▶ **Exercise description**
A line belongs in the answer if it contains "JSON"; copy every such line from the entries below.

Stored items:
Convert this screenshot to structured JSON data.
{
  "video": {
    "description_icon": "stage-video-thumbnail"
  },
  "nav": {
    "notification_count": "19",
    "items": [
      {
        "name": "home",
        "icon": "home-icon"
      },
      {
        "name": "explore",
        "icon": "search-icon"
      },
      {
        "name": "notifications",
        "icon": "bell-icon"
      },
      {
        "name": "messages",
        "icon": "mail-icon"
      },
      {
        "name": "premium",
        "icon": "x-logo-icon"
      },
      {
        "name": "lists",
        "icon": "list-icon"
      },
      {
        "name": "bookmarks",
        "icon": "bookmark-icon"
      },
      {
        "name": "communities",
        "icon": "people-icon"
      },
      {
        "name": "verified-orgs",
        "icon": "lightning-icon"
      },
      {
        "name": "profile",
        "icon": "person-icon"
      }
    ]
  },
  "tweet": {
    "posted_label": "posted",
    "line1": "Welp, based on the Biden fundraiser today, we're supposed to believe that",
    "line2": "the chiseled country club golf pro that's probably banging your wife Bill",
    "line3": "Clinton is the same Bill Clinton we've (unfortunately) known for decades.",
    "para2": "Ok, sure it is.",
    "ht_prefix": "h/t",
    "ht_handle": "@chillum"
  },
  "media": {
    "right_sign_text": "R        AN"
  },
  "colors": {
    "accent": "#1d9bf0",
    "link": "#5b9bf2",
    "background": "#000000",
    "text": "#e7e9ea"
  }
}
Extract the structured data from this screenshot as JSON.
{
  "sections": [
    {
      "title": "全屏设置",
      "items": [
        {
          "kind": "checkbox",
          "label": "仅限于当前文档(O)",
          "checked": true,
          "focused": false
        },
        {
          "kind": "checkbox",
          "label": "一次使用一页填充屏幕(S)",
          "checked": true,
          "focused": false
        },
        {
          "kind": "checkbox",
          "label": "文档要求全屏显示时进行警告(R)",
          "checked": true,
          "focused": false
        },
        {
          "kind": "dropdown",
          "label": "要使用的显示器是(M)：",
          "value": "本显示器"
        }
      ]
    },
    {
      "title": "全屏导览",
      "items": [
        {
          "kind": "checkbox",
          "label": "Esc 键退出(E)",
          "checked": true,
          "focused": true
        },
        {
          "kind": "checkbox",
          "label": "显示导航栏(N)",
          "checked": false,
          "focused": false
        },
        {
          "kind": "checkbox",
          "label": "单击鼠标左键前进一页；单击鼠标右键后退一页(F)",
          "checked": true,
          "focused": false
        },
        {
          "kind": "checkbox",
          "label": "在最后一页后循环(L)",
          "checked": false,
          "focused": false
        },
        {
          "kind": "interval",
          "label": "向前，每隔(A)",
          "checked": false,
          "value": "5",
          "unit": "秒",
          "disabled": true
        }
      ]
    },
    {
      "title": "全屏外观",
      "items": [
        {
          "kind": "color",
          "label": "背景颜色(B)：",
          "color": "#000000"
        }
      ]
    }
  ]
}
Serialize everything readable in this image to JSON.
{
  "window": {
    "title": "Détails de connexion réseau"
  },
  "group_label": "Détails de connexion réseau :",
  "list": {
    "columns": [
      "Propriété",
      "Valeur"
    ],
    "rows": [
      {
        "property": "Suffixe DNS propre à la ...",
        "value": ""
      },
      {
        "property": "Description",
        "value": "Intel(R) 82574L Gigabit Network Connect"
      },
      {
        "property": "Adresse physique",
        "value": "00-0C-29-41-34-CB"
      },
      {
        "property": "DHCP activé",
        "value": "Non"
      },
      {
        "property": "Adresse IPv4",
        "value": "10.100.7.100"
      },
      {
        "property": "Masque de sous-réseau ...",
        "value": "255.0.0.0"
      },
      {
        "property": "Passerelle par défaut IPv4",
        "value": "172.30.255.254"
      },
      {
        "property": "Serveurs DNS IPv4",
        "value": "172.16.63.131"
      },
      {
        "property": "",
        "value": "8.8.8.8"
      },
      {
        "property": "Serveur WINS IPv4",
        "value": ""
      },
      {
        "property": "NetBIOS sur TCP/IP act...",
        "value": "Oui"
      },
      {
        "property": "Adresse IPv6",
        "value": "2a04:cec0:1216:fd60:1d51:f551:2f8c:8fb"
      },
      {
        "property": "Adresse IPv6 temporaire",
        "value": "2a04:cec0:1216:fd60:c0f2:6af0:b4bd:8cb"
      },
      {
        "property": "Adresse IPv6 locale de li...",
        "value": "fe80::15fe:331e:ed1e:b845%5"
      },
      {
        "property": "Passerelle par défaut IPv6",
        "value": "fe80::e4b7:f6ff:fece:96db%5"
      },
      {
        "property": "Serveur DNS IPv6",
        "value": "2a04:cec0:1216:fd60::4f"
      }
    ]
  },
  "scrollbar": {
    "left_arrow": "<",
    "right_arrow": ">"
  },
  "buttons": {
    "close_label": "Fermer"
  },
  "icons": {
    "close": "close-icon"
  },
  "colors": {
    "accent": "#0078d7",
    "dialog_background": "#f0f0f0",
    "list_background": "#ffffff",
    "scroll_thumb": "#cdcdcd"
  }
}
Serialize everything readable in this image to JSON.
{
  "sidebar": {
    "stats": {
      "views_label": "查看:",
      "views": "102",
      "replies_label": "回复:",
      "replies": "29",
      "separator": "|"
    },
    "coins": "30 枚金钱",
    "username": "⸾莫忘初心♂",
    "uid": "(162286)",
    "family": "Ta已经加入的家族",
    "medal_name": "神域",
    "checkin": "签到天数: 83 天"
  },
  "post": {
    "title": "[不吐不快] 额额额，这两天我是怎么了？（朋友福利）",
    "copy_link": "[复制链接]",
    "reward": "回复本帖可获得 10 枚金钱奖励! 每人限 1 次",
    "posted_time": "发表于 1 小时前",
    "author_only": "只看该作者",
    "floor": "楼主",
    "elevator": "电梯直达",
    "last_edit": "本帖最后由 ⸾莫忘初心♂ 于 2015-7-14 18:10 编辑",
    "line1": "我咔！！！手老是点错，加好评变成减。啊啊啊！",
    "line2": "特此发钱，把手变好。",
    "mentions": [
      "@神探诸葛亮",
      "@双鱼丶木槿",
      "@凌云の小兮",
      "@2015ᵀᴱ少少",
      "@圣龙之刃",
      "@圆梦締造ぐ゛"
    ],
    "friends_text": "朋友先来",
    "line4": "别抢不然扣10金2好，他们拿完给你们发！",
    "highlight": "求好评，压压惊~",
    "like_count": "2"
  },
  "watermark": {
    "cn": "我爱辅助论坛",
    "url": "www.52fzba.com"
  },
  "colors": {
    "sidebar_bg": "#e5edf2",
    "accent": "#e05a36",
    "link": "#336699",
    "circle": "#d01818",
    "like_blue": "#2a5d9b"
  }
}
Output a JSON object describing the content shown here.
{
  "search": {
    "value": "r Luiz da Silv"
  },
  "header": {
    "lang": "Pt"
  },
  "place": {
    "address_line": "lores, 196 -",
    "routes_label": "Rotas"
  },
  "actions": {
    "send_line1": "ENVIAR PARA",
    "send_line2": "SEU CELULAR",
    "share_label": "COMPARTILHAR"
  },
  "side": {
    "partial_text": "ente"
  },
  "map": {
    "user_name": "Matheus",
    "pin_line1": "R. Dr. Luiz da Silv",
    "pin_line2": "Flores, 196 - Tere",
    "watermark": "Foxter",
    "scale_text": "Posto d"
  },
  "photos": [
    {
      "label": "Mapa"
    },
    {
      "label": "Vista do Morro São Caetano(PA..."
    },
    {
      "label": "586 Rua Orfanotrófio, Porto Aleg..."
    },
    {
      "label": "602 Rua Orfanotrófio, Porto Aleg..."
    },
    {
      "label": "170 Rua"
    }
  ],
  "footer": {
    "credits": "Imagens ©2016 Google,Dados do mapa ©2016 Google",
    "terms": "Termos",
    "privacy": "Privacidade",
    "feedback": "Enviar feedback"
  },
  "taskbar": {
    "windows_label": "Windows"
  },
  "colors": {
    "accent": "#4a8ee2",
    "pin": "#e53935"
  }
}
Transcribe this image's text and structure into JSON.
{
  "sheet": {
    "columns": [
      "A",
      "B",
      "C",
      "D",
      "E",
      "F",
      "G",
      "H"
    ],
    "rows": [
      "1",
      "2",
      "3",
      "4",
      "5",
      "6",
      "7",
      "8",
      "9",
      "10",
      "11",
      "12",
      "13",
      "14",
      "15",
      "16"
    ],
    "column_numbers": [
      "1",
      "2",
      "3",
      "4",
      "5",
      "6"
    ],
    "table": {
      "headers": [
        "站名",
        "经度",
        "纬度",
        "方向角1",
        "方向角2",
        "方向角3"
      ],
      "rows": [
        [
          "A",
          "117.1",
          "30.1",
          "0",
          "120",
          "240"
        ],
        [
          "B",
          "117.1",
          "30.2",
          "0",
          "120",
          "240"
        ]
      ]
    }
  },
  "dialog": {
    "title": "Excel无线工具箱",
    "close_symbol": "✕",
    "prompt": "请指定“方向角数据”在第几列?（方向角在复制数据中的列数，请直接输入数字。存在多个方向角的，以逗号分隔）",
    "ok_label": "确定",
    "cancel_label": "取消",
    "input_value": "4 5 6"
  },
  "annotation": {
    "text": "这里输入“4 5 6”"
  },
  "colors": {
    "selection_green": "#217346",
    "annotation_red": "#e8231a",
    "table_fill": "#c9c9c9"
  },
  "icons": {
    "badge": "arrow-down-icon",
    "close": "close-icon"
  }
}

▶ **Output for this task**
Convert this screenshot to structured JSON data.
Extract the structured data from this screenshot as JSON.
Serialize everything readable in this image to JSON.
Serialize everything readable in this image to JSON.
Output a JSON object describing the content shown here.
Transcribe this image's text and structure into JSON.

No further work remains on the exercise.